Coming Soon

Native American Encampment

Open Area, Plaza and Native Encampment:  Between the two wings of the facility, there is a public open space plaza, that includes an amphitheater on the west end stairway. The plaza level is designed to be cordoned off and used on occasion as an outdoor event area.  The glass walls of the museum are designed to have areas that are opaque, but visually transparent from the inside.  The design is to allow some areas views into the museum itself.  Thus, allowing an element of entertainment to off-hour and free use of the plaza at no cost.

Indigenous Peoples Area:  We are reserving 1.32 acres for an Indian Encampment. We feel it important for the inclusion of the Shoshone/Bannock Tribes. to contribute their heritage to the project, and report their history in their perspective.

Biodiversity: The planters in the plaza are intended to be primarily drought tolerant and reflect diverse examples of native horticulture of Southern Idaho*2.  The plaza, like the parking areas, will use a permeable surface to reduce the carbon imprint while allowing for heavy foot traffic. 

*2 The Idaho Native Plant Society is a statewide non-profit organization dedicated to promoting interest in native plants and plant communities and collecting and sharing information on all phases of the botany of native plants in Idaho. They seek to foster an understanding and appreciation of our native flora and to preserve this rich heritage for future generations.  They also have several conference venues every year.  Enlisting them as a not-for-profit organization will provide an educational venue for their focus and promotion of their organization. 

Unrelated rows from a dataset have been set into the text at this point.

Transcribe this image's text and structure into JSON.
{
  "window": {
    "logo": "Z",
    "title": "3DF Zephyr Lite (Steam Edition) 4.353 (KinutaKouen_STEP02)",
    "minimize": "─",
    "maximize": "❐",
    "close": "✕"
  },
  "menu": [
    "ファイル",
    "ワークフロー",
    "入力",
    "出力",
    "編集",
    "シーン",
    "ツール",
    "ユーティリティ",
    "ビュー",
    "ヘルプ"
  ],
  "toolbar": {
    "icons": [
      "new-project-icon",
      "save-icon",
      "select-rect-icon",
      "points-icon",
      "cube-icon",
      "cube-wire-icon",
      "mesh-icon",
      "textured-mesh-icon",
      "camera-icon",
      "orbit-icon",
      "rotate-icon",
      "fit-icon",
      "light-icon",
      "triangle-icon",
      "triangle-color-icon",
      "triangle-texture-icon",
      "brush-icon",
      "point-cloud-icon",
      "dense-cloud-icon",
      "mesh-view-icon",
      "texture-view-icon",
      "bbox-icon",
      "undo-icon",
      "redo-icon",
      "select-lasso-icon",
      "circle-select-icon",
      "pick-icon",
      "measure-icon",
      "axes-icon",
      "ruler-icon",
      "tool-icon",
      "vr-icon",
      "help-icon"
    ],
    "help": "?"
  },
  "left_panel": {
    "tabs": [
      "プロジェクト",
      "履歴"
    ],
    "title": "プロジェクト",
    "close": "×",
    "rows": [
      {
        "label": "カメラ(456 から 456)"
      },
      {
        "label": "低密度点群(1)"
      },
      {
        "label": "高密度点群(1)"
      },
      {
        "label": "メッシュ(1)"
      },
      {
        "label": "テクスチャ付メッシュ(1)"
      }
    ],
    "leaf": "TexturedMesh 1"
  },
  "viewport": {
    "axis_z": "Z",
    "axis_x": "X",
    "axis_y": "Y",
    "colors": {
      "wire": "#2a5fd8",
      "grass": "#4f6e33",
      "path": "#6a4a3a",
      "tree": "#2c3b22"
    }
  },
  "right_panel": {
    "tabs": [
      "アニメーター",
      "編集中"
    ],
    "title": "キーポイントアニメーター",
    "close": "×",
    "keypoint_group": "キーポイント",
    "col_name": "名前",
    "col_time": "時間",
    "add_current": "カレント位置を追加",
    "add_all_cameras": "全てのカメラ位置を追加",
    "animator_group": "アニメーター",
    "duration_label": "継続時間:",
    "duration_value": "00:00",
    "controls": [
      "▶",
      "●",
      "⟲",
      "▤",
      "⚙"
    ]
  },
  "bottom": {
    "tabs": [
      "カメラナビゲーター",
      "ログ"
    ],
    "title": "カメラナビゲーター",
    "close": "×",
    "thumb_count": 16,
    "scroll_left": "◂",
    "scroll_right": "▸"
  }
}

Prehistoric Times:  Idaho is rich in prehistoric history, both with major digs that have found fossils dating back millions of years, some of the items are currently on display 

Tribes:  We have met with the Shoshone-Bannock tribe had discussions with their Tribal Council.  The indigenous native tribes that inhabited the area prior to the settlers, and Idaho’s statehood inhabited this area for thousands of years.

The Shoshone Bannock Tribe’s Fort Hall reservation is two slightly over two hours away to the east, and the Shoshone Paiute tribe on the Duck Valley reservation is about the same distance to the southwest from Idaho into Nevada.  

Pioneers:  This includes an “Old West ” theme of the pioneers and first settlers, with the initial purchase of two collections of antiquities from Ron Gillett (Triangle Circle Ranch), which includes old west guns, horse saddles, western gear such as spurs, bridles, an authentic pristine Overland stagecoach.  The second is to be the purchase of a private collection of antique wagons, coaches, horse-drawn sleighs, and many photographs from the Forest and Cheryl Hymas estate.

Mining:  Mining in Idaho is a continuing industry today, with active mines throughout the state.  In the early days of the “Gold Rush”, pioneers set out to make their fortunes in reports of gold strikes throughout the state.

Coming of age Modern Idaho: The history of agriculture in Idaho.  The evolution of technology.  From early farming/ranching up to the mechanization of the industry, in both Agriculture and Aquaculture.

Tourism:  In support of the many features and destinations:  Sun Valley Resort area, Sawtooth Recreational Area, Snake River Canyon, Shoshone Falls, Craters of the Moon, Ice Caves, and other attractions in the area.  Perhaps include plaques around the monument area pointing in the direction of these places and include distance.